• Exercise: Pull every line with the word "icon" out of the entries below.

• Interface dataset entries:
:::
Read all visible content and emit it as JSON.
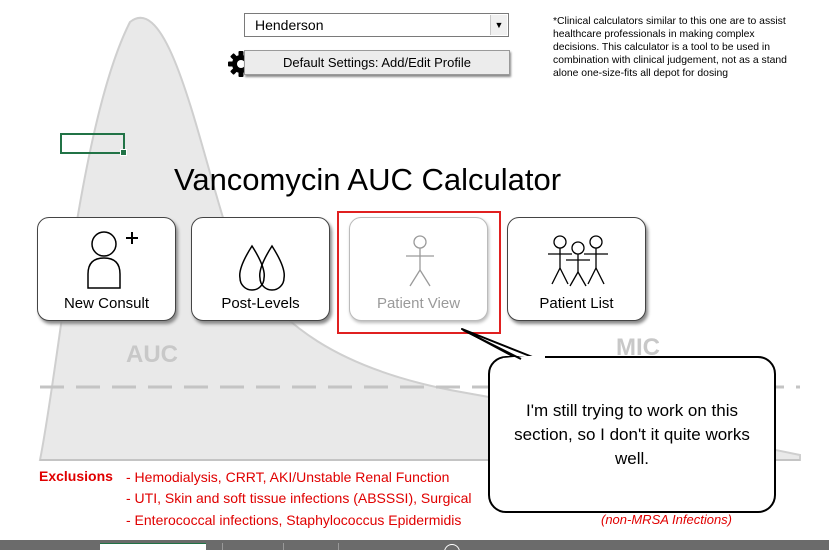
{
  "profile_select": {
    "value": "Henderson"
  },
  "settings_button": {
    "label": "Default Settings: Add/Edit Profile"
  },
  "disclaimer": "*Clinical calculators similar to this one are to assist healthcare professionals in making complex decisions. This calculator is a tool to be used in combination with clinical judgement, not as a stand alone one-size-fits all depot for dosing",
  "title": "Vancomycin AUC Calculator",
  "background_labels": {
    "auc": "AUC",
    "mic": "MIC"
  },
  "cards": [
    {
      "label": "New Consult",
      "icon": "add-person-icon",
      "enabled": true
    },
    {
      "label": "Post-Levels",
      "icon": "drops-icon",
      "enabled": true
    },
    {
      "label": "Patient View",
      "icon": "stick-figure-icon",
      "enabled": false
    },
    {
      "label": "Patient List",
      "icon": "group-icon",
      "enabled": true
    }
  ],
  "callout": "I'm still trying to work on this section, so I don't it quite works well.",
  "exclusions": {
    "label": "Exclusions",
    "lines": [
      "- Hemodialysis, CRRT, AKI/Unstable Renal Function",
      "- UTI, Skin and soft tissue infections (ABSSSI), Surgical",
      "- Enterococcal infections, Staphylococcus Epidermidis"
    ],
    "note": "(non-MRSA Infections)"
  },
  "colors": {
    "accent_red": "#e00000",
    "frame_red": "#e02020",
    "excel_green": "#217346"
  }
}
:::
• Task answer:
      "icon": "add-person-icon",
      "icon": "drops-icon",
      "icon": "stick-figure-icon",
      "icon": "group-icon",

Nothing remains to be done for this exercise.